REQUIRED WORK
Each entry below needs to be reproduced exactly as given.

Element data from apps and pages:
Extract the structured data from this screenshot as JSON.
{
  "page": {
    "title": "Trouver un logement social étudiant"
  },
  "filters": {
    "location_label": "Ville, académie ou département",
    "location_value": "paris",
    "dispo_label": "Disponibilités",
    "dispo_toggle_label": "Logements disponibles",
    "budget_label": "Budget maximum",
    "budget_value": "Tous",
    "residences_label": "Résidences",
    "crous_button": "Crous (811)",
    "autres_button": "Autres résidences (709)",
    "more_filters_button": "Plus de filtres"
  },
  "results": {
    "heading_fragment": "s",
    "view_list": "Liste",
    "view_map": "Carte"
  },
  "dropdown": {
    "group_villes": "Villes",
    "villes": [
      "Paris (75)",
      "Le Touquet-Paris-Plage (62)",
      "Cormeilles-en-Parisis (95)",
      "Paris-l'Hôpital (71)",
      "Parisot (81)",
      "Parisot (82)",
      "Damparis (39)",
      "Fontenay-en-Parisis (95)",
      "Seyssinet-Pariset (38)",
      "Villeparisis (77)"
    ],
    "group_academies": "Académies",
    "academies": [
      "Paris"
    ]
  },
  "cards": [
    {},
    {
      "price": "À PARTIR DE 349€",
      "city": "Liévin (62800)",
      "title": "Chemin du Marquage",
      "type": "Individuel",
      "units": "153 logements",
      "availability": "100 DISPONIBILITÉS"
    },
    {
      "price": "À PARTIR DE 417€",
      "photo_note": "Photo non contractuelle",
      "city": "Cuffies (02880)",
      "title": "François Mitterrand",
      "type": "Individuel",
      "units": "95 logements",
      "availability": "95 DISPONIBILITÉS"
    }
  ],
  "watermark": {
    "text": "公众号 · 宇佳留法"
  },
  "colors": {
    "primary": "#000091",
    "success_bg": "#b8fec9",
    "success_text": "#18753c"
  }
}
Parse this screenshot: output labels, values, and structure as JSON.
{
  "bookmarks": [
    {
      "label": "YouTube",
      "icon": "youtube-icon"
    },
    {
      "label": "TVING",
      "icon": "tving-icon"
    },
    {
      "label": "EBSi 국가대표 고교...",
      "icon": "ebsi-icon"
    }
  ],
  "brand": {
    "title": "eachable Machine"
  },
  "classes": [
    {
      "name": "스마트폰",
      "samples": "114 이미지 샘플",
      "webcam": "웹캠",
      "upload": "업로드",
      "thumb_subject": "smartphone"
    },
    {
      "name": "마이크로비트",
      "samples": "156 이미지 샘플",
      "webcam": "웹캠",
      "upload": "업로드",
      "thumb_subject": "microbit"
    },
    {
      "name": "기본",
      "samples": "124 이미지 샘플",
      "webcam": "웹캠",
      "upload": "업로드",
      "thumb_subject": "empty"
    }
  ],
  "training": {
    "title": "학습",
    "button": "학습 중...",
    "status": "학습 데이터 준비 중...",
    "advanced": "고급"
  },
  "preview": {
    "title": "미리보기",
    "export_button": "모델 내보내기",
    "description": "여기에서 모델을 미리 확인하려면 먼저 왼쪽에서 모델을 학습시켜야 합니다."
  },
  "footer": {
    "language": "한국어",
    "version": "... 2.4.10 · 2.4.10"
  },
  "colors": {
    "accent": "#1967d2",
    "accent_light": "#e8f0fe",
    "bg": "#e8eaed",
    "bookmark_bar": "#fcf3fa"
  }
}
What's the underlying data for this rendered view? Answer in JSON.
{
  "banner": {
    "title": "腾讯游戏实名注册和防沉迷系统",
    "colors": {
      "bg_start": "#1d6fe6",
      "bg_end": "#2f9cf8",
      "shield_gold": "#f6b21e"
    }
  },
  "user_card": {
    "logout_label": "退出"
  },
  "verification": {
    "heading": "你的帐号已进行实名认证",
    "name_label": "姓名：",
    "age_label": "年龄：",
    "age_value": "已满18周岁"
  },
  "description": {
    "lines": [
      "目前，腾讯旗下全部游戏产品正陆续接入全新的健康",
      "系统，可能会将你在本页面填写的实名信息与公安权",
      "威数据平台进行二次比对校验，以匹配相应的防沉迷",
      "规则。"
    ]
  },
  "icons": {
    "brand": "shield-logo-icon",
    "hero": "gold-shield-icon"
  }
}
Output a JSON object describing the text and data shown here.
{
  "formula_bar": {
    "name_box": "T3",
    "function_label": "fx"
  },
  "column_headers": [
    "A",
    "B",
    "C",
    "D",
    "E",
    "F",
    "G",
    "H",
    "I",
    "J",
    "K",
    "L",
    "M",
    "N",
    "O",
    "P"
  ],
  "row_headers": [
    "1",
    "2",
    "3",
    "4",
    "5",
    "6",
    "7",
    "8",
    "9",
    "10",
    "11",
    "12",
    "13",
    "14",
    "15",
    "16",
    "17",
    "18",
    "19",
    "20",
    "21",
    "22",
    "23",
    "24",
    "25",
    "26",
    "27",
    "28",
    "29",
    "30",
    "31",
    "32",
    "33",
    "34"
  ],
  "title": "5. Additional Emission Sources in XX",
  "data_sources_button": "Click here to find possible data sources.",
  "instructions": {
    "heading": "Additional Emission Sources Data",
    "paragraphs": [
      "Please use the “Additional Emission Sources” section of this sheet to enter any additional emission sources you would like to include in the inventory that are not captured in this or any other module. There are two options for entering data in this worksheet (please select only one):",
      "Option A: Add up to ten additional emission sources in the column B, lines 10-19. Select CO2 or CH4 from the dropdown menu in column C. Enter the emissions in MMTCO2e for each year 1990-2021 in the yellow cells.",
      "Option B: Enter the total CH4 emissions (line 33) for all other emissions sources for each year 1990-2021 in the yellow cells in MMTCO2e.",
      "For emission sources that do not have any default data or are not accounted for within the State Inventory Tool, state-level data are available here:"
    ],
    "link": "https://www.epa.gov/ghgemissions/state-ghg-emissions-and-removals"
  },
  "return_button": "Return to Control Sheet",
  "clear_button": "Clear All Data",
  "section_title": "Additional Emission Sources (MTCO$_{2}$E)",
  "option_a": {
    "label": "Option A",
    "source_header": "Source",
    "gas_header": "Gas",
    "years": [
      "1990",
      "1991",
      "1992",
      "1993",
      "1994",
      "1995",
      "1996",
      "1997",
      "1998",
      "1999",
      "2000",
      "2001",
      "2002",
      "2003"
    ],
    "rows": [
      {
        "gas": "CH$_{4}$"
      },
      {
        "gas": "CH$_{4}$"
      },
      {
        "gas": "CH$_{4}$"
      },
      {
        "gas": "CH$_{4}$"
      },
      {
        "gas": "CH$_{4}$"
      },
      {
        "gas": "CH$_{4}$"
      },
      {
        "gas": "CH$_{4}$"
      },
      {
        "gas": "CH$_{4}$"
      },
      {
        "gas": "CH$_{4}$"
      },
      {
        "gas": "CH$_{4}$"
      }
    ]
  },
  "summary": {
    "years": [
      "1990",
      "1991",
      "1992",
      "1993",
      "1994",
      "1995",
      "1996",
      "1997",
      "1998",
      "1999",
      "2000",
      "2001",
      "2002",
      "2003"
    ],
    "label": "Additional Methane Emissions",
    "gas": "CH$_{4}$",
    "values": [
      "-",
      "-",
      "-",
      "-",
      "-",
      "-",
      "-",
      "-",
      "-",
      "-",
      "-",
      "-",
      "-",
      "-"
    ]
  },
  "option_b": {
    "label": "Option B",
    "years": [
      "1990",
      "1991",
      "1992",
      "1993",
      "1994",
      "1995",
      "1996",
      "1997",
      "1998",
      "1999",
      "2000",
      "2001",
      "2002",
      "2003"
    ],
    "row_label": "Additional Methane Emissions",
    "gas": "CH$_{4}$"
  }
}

ANSWER SECTION
Extract the structured data from this screenshot as JSON.
{
  "page": {
    "title": "Trouver un logement social étudiant"
  },
  "filters": {
    "location_label": "Ville, académie ou département",
    "location_value": "paris",
    "dispo_label": "Disponibilités",
    "dispo_toggle_label": "Logements disponibles",
    "budget_label": "Budget maximum",
    "budget_value": "Tous",
    "residences_label": "Résidences",
    "crous_button": "Crous (811)",
    "autres_button": "Autres résidences (709)",
    "more_filters_button": "Plus de filtres"
  },
  "results": {
    "heading_fragment": "s",
    "view_list": "Liste",
    "view_map": "Carte"
  },
  "dropdown": {
    "group_villes": "Villes",
    "villes": [
      "Paris (75)",
      "Le Touquet-Paris-Plage (62)",
      "Cormeilles-en-Parisis (95)",
      "Paris-l'Hôpital (71)",
      "Parisot (81)",
      "Parisot (82)",
      "Damparis (39)",
      "Fontenay-en-Parisis (95)",
      "Seyssinet-Pariset (38)",
      "Villeparisis (77)"
    ],
    "group_academies": "Académies",
    "academies": [
      "Paris"
    ]
  },
  "cards": [
    {},
    {
      "price": "À PARTIR DE 349€",
      "city": "Liévin (62800)",
      "title": "Chemin du Marquage",
      "type": "Individuel",
      "units": "153 logements",
      "availability": "100 DISPONIBILITÉS"
    },
    {
      "price": "À PARTIR DE 417€",
      "photo_note": "Photo non contractuelle",
      "city": "Cuffies (02880)",
      "title": "François Mitterrand",
      "type": "Individuel",
      "units": "95 logements",
      "availability": "95 DISPONIBILITÉS"
    }
  ],
  "watermark": {
    "text": "公众号 · 宇佳留法"
  },
  "colors": {
    "primary": "#000091",
    "success_bg": "#b8fec9",
    "success_text": "#18753c"
  }
}
Parse this screenshot: output labels, values, and structure as JSON.
{
  "bookmarks": [
    {
      "label": "YouTube",
      "icon": "youtube-icon"
    },
    {
      "label": "TVING",
      "icon": "tving-icon"
    },
    {
      "label": "EBSi 국가대표 고교...",
      "icon": "ebsi-icon"
    }
  ],
  "brand": {
    "title": "eachable Machine"
  },
  "classes": [
    {
      "name": "스마트폰",
      "samples": "114 이미지 샘플",
      "webcam": "웹캠",
      "upload": "업로드",
      "thumb_subject": "smartphone"
    },
    {
      "name": "마이크로비트",
      "samples": "156 이미지 샘플",
      "webcam": "웹캠",
      "upload": "업로드",
      "thumb_subject": "microbit"
    },
    {
      "name": "기본",
      "samples": "124 이미지 샘플",
      "webcam": "웹캠",
      "upload": "업로드",
      "thumb_subject": "empty"
    }
  ],
  "training": {
    "title": "학습",
    "button": "학습 중...",
    "status": "학습 데이터 준비 중...",
    "advanced": "고급"
  },
  "preview": {
    "title": "미리보기",
    "export_button": "모델 내보내기",
    "description": "여기에서 모델을 미리 확인하려면 먼저 왼쪽에서 모델을 학습시켜야 합니다."
  },
  "footer": {
    "language": "한국어",
    "version": "... 2.4.10 · 2.4.10"
  },
  "colors": {
    "accent": "#1967d2",
    "accent_light": "#e8f0fe",
    "bg": "#e8eaed",
    "bookmark_bar": "#fcf3fa"
  }
}
What's the underlying data for this rendered view? Answer in JSON.
{
  "banner": {
    "title": "腾讯游戏实名注册和防沉迷系统",
    "colors": {
      "bg_start": "#1d6fe6",
      "bg_end": "#2f9cf8",
      "shield_gold": "#f6b21e"
    }
  },
  "user_card": {
    "logout_label": "退出"
  },
  "verification": {
    "heading": "你的帐号已进行实名认证",
    "name_label": "姓名：",
    "age_label": "年龄：",
    "age_value": "已满18周岁"
  },
  "description": {
    "lines": [
      "目前，腾讯旗下全部游戏产品正陆续接入全新的健康",
      "系统，可能会将你在本页面填写的实名信息与公安权",
      "威数据平台进行二次比对校验，以匹配相应的防沉迷",
      "规则。"
    ]
  },
  "icons": {
    "brand": "shield-logo-icon",
    "hero": "gold-shield-icon"
  }
}
Output a JSON object describing the text and data shown here.
{
  "formula_bar": {
    "name_box": "T3",
    "function_label": "fx"
  },
  "column_headers": [
    "A",
    "B",
    "C",
    "D",
    "E",
    "F",
    "G",
    "H",
    "I",
    "J",
    "K",
    "L",
    "M",
    "N",
    "O",
    "P"
  ],
  "row_headers": [
    "1",
    "2",
    "3",
    "4",
    "5",
    "6",
    "7",
    "8",
    "9",
    "10",
    "11",
    "12",
    "13",
    "14",
    "15",
    "16",
    "17",
    "18",
    "19",
    "20",
    "21",
    "22",
    "23",
    "24",
    "25",
    "26",
    "27",
    "28",
    "29",
    "30",
    "31",
    "32",
    "33",
    "34"
  ],
  "title": "5. Additional Emission Sources in XX",
  "data_sources_button": "Click here to find possible data sources.",
  "instructions": {
    "heading": "Additional Emission Sources Data",
    "paragraphs": [
      "Please use the “Additional Emission Sources” section of this sheet to enter any additional emission sources you would like to include in the inventory that are not captured in this or any other module. There are two options for entering data in this worksheet (please select only one):",
      "Option A: Add up to ten additional emission sources in the column B, lines 10-19. Select CO2 or CH4 from the dropdown menu in column C. Enter the emissions in MMTCO2e for each year 1990-2021 in the yellow cells.",
      "Option B: Enter the total CH4 emissions (line 33) for all other emissions sources for each year 1990-2021 in the yellow cells in MMTCO2e.",
      "For emission sources that do not have any default data or are not accounted for within the State Inventory Tool, state-level data are available here:"
    ],
    "link": "https://www.epa.gov/ghgemissions/state-ghg-emissions-and-removals"
  },
  "return_button": "Return to Control Sheet",
  "clear_button": "Clear All Data",
  "section_title": "Additional Emission Sources (MTCO$_{2}$E)",
  "option_a": {
    "label": "Option A",
    "source_header": "Source",
    "gas_header": "Gas",
    "years": [
      "1990",
      "1991",
      "1992",
      "1993",
      "1994",
      "1995",
      "1996",
      "1997",
      "1998",
      "1999",
      "2000",
      "2001",
      "2002",
      "2003"
    ],
    "rows": [
      {
        "gas": "CH$_{4}$"
      },
      {
        "gas": "CH$_{4}$"
      },
      {
        "gas": "CH$_{4}$"
      },
      {
        "gas": "CH$_{4}$"
      },
      {
        "gas": "CH$_{4}$"
      },
      {
        "gas": "CH$_{4}$"
      },
      {
        "gas": "CH$_{4}$"
      },
      {
        "gas": "CH$_{4}$"
      },
      {
        "gas": "CH$_{4}$"
      },
      {
        "gas": "CH$_{4}$"
      }
    ]
  },
  "summary": {
    "years": [
      "1990",
      "1991",
      "1992",
      "1993",
      "1994",
      "1995",
      "1996",
      "1997",
      "1998",
      "1999",
      "2000",
      "2001",
      "2002",
      "2003"
    ],
    "label": "Additional Methane Emissions",
    "gas": "CH$_{4}$",
    "values": [
      "-",
      "-",
      "-",
      "-",
      "-",
      "-",
      "-",
      "-",
      "-",
      "-",
      "-",
      "-",
      "-",
      "-"
    ]
  },
  "option_b": {
    "label": "Option B",
    "years": [
      "1990",
      "1991",
      "1992",
      "1993",
      "1994",
      "1995",
      "1996",
      "1997",
      "1998",
      "1999",
      "2000",
      "2001",
      "2002",
      "2003"
    ],
    "row_label": "Additional Methane Emissions",
    "gas": "CH$_{4}$"
  }
}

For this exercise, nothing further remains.